Consumer Reports surveyed customers in an effort to find the best credit card companies when it comes to incidences of interest rate problems, incidences of bill-timing problems, and effectiveness of problem resolution. If you’ve paid for a subscription to Consumer Reports, you can view the results here.
At the very top of the list is USAA Federal Savings with a score of 95 out of 100. The first major credit card issuer on the list, American Express, scored an 84, and was followed closely by Discover.
Other notable scores include Citibank with 75, HSBC with 73, and Capital One with 71.
The only card I’ve ever had trouble with was a Best Buy card, which was actually operated by Household Retail Banking Services (aka. Household Bank, aka. HSBC). I had purchased a notebook computer many years ago with a 0% for 12 months offer to allow me to do some web work alongside by non-profit day job. I didn’t receive statements, and some of my payments were sent in late. I argued the point with customer service and was able to reverse the company’s decision to charge me back interest.
Many years later, I had some problems playing with 0% APR arbitrage using Discover and MBNA and didn’t attempt such schemes since. MBNA scored a 72 on Consumer Reports’ survey, just above Capital One.

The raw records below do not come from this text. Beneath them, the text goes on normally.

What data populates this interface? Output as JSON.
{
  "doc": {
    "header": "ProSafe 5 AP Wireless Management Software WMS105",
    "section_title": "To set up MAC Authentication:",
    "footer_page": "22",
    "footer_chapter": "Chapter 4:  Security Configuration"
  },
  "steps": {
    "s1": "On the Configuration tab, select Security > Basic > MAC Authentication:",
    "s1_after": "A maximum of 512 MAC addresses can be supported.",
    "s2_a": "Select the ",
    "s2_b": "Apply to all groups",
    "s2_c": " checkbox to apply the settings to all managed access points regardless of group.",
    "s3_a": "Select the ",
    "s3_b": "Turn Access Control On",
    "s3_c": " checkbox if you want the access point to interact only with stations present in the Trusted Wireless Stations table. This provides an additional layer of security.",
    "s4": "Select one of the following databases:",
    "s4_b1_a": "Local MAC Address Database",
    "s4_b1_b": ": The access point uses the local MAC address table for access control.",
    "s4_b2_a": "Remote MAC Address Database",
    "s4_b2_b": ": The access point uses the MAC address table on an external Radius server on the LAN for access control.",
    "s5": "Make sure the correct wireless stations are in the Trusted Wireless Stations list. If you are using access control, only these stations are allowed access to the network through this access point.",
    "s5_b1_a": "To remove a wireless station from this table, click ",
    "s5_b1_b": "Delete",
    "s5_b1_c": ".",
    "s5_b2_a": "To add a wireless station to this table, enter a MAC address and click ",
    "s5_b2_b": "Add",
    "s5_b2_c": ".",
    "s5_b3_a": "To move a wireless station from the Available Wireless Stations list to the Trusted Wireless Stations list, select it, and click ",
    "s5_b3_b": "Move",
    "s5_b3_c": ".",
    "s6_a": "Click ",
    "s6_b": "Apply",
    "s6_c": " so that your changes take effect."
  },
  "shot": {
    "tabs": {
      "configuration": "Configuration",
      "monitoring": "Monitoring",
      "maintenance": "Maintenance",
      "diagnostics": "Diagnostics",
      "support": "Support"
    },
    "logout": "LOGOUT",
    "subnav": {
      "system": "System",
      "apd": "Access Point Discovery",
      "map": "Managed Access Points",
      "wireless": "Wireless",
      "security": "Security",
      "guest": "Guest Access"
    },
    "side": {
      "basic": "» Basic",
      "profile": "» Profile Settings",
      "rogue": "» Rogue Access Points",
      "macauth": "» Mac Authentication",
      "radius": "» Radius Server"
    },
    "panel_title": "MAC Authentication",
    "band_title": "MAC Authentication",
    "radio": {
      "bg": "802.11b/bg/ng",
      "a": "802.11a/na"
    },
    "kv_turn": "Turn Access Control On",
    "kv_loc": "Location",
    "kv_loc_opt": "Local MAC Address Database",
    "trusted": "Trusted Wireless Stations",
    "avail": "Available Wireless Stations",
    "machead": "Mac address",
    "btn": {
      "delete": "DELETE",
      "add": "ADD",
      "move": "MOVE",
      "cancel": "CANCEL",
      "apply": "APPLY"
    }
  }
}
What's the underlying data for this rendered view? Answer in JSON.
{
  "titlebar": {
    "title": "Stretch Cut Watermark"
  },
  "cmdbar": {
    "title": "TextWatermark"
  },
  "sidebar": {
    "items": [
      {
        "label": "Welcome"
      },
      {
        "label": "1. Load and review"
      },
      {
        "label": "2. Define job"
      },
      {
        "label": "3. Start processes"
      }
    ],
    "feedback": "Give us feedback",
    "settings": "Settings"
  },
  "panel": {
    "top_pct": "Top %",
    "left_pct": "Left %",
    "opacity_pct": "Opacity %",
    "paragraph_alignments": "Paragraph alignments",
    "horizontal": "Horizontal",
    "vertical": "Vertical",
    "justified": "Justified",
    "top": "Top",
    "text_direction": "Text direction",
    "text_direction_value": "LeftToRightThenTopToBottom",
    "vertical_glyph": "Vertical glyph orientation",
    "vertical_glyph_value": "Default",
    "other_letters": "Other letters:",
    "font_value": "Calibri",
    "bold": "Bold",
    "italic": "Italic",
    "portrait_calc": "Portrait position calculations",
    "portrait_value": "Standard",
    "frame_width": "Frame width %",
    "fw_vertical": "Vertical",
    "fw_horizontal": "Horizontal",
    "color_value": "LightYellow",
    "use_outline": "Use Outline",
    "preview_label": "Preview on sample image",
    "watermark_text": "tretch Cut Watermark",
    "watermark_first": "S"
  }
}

Updated September 17, 2011 and originally published October 30, 2007. If you enjoyed this article, subscribe to the RSS feed or receive daily emails. Follow @ConsumerismComm on Twitter and visit our Facebook page for more updates.